*EXERCISE AIM*. In the records that come next, find every line with "icon". Return those lines.

*STUDY MATERIAL*.

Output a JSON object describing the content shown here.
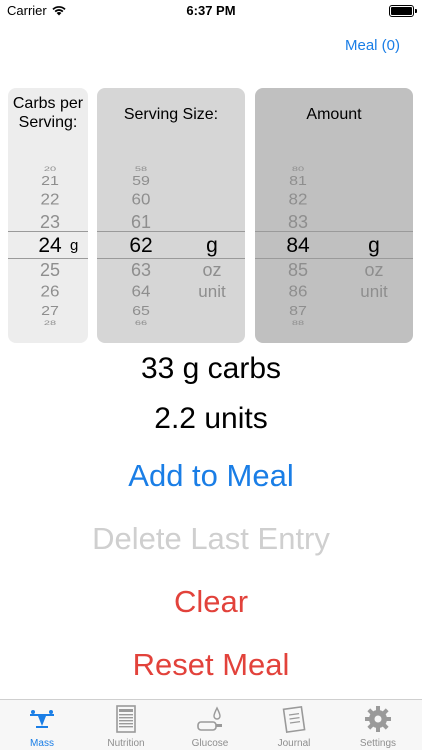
{
  "status_bar": {
    "carrier": "Carrier",
    "time": "6:37 PM"
  },
  "header": {
    "meal_link": "Meal (0)"
  },
  "pickers": {
    "carbs": {
      "title": "Carbs per Serving:",
      "values": [
        "20",
        "21",
        "22",
        "23",
        "24",
        "25",
        "26",
        "27",
        "28"
      ],
      "selected": "24",
      "unit": "g"
    },
    "serving": {
      "title": "Serving Size:",
      "values": [
        "58",
        "59",
        "60",
        "61",
        "62",
        "63",
        "64",
        "65",
        "66"
      ],
      "selected": "62",
      "units": [
        "g",
        "oz",
        "unit"
      ],
      "selected_unit": "g"
    },
    "amount": {
      "title": "Amount",
      "values": [
        "80",
        "81",
        "82",
        "83",
        "84",
        "85",
        "86",
        "87",
        "88"
      ],
      "selected": "84",
      "units": [
        "g",
        "oz",
        "unit"
      ],
      "selected_unit": "g"
    }
  },
  "results": {
    "carbs": "33 g carbs",
    "units": "2.2 units"
  },
  "actions": {
    "add": "Add to Meal",
    "delete_last": "Delete Last Entry",
    "clear": "Clear",
    "reset": "Reset Meal"
  },
  "tabs": [
    {
      "label": "Mass",
      "icon": "scale-icon",
      "active": true
    },
    {
      "label": "Nutrition",
      "icon": "nutrition-label-icon",
      "active": false
    },
    {
      "label": "Glucose",
      "icon": "glucose-meter-icon",
      "active": false
    },
    {
      "label": "Journal",
      "icon": "journal-icon",
      "active": false
    },
    {
      "label": "Settings",
      "icon": "gear-icon",
      "active": false
    }
  ],
  "colors": {
    "accent": "#1a7ee6",
    "destructive": "#e2423b",
    "disabled": "#cfcfcf",
    "carbs_panel": "#ededed",
    "serving_panel": "#d6d6d6",
    "amount_panel": "#c0c0c0"
  }
}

*REPLY TO THE TASK*.
      "icon": "scale-icon",
      "icon": "nutrition-label-icon",
      "icon": "glucose-meter-icon",
      "icon": "journal-icon",
      "icon": "gear-icon",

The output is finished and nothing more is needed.